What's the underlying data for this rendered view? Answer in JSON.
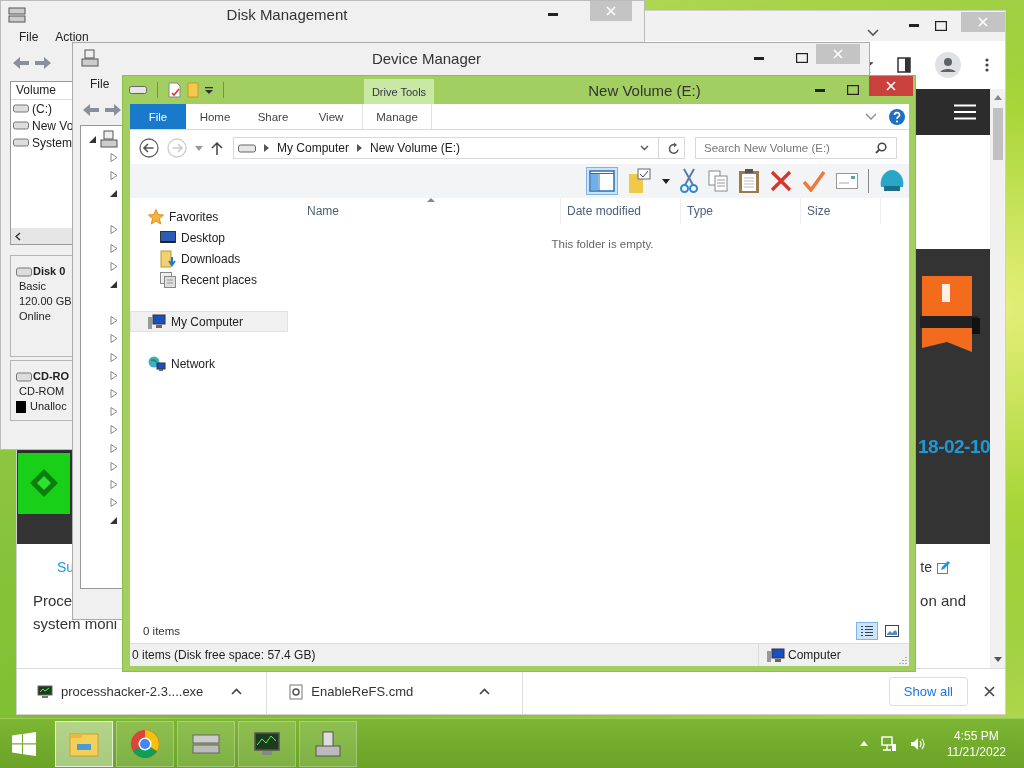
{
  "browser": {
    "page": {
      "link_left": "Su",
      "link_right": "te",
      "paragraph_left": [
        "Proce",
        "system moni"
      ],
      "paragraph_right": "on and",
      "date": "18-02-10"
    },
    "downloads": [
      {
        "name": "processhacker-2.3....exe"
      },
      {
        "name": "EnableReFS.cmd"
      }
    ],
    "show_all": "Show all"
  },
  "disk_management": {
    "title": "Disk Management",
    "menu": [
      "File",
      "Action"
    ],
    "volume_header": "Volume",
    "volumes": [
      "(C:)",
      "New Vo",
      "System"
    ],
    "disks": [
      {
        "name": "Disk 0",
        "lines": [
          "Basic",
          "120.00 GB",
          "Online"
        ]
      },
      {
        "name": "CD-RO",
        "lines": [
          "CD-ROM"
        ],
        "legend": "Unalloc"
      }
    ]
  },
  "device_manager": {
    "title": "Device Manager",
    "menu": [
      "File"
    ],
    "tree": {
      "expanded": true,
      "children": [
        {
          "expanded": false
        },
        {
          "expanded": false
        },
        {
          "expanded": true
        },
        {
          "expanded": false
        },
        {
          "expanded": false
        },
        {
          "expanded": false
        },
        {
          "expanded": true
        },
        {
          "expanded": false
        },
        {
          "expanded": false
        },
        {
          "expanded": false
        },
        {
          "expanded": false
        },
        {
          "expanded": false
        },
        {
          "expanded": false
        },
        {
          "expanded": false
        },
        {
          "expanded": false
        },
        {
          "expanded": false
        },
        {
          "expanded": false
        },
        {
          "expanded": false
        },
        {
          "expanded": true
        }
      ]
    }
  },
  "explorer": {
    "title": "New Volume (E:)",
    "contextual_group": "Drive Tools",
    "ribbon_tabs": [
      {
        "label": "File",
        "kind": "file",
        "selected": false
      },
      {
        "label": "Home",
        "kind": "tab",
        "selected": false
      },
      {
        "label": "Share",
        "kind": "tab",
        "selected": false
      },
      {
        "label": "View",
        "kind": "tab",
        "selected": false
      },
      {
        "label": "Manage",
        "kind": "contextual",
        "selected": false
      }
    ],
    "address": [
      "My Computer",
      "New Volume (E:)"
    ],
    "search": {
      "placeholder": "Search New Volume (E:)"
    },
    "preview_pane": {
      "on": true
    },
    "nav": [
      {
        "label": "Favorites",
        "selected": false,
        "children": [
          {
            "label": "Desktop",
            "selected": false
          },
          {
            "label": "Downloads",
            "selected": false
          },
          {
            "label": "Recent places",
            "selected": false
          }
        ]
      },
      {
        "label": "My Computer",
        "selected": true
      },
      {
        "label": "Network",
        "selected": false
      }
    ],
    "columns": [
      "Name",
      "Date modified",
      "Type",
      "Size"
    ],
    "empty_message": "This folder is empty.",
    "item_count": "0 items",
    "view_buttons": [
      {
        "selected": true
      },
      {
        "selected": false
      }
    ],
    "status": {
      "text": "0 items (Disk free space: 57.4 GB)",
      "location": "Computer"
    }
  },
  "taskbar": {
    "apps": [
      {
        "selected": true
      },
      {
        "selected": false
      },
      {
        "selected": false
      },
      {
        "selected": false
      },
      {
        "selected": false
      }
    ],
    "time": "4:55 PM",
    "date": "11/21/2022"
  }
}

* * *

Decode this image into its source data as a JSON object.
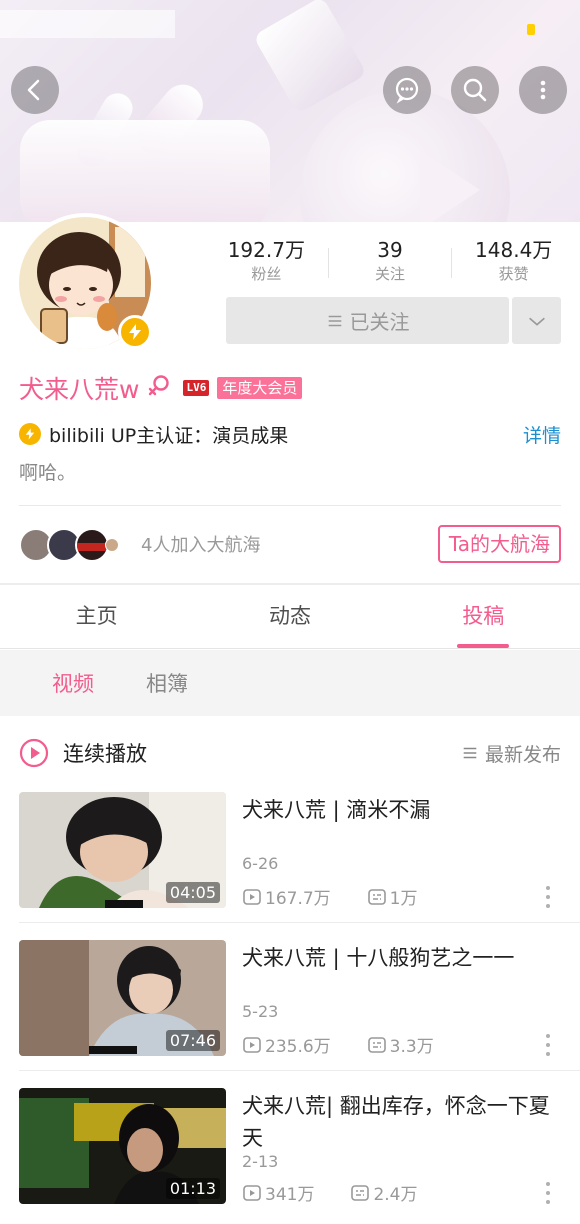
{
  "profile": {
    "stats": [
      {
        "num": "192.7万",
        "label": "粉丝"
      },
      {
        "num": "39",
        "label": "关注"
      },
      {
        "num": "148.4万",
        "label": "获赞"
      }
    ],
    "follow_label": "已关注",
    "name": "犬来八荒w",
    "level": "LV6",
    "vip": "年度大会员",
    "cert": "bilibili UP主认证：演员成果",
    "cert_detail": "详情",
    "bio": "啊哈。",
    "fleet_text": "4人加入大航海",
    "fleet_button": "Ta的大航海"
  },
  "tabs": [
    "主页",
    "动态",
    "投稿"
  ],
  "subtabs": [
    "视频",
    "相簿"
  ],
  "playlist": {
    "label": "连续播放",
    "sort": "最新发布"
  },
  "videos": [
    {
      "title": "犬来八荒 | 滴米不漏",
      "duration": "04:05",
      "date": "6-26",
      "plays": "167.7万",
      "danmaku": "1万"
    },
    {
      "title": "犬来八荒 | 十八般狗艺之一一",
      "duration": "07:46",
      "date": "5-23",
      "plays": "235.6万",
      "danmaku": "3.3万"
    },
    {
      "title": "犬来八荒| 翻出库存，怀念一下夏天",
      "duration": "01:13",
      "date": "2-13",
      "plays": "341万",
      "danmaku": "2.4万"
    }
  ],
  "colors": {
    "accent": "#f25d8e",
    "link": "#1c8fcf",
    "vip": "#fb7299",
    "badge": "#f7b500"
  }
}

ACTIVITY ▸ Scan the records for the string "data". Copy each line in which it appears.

EXERCISE SOLUTION ▸
What's the underlying data for this rendered view? Answer in JSON.
Decode this image into its source data as a JSON object.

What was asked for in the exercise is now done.